**Your goal**
Each record below is to be output with no change at all.

**Entries shown**
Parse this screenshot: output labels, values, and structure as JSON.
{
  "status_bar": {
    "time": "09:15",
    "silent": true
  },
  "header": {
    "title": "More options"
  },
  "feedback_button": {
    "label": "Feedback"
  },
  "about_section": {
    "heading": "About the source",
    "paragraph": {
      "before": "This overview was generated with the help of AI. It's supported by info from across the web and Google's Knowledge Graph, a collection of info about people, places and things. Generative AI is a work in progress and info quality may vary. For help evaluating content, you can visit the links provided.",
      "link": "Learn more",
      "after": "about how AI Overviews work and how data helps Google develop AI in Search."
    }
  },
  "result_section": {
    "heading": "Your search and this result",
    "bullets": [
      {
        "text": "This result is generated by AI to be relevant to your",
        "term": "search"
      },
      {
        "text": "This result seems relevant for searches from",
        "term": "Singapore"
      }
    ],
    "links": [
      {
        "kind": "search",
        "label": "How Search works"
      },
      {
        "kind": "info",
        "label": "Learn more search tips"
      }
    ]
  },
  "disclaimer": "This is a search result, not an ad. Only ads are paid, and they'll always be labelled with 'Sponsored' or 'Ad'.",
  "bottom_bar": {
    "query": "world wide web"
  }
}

**Answer for this exercise**
Parse this screenshot: output labels, values, and structure as JSON.
{
  "status_bar": {
    "time": "09:15",
    "silent": true
  },
  "header": {
    "title": "More options"
  },
  "feedback_button": {
    "label": "Feedback"
  },
  "about_section": {
    "heading": "About the source",
    "paragraph": {
      "before": "This overview was generated with the help of AI. It's supported by info from across the web and Google's Knowledge Graph, a collection of info about people, places and things. Generative AI is a work in progress and info quality may vary. For help evaluating content, you can visit the links provided.",
      "link": "Learn more",
      "after": "about how AI Overviews work and how data helps Google develop AI in Search."
    }
  },
  "result_section": {
    "heading": "Your search and this result",
    "bullets": [
      {
        "text": "This result is generated by AI to be relevant to your",
        "term": "search"
      },
      {
        "text": "This result seems relevant for searches from",
        "term": "Singapore"
      }
    ],
    "links": [
      {
        "kind": "search",
        "label": "How Search works"
      },
      {
        "kind": "info",
        "label": "Learn more search tips"
      }
    ]
  },
  "disclaimer": "This is a search result, not an ad. Only ads are paid, and they'll always be labelled with 'Sponsored' or 'Ad'.",
  "bottom_bar": {
    "query": "world wide web"
  }
}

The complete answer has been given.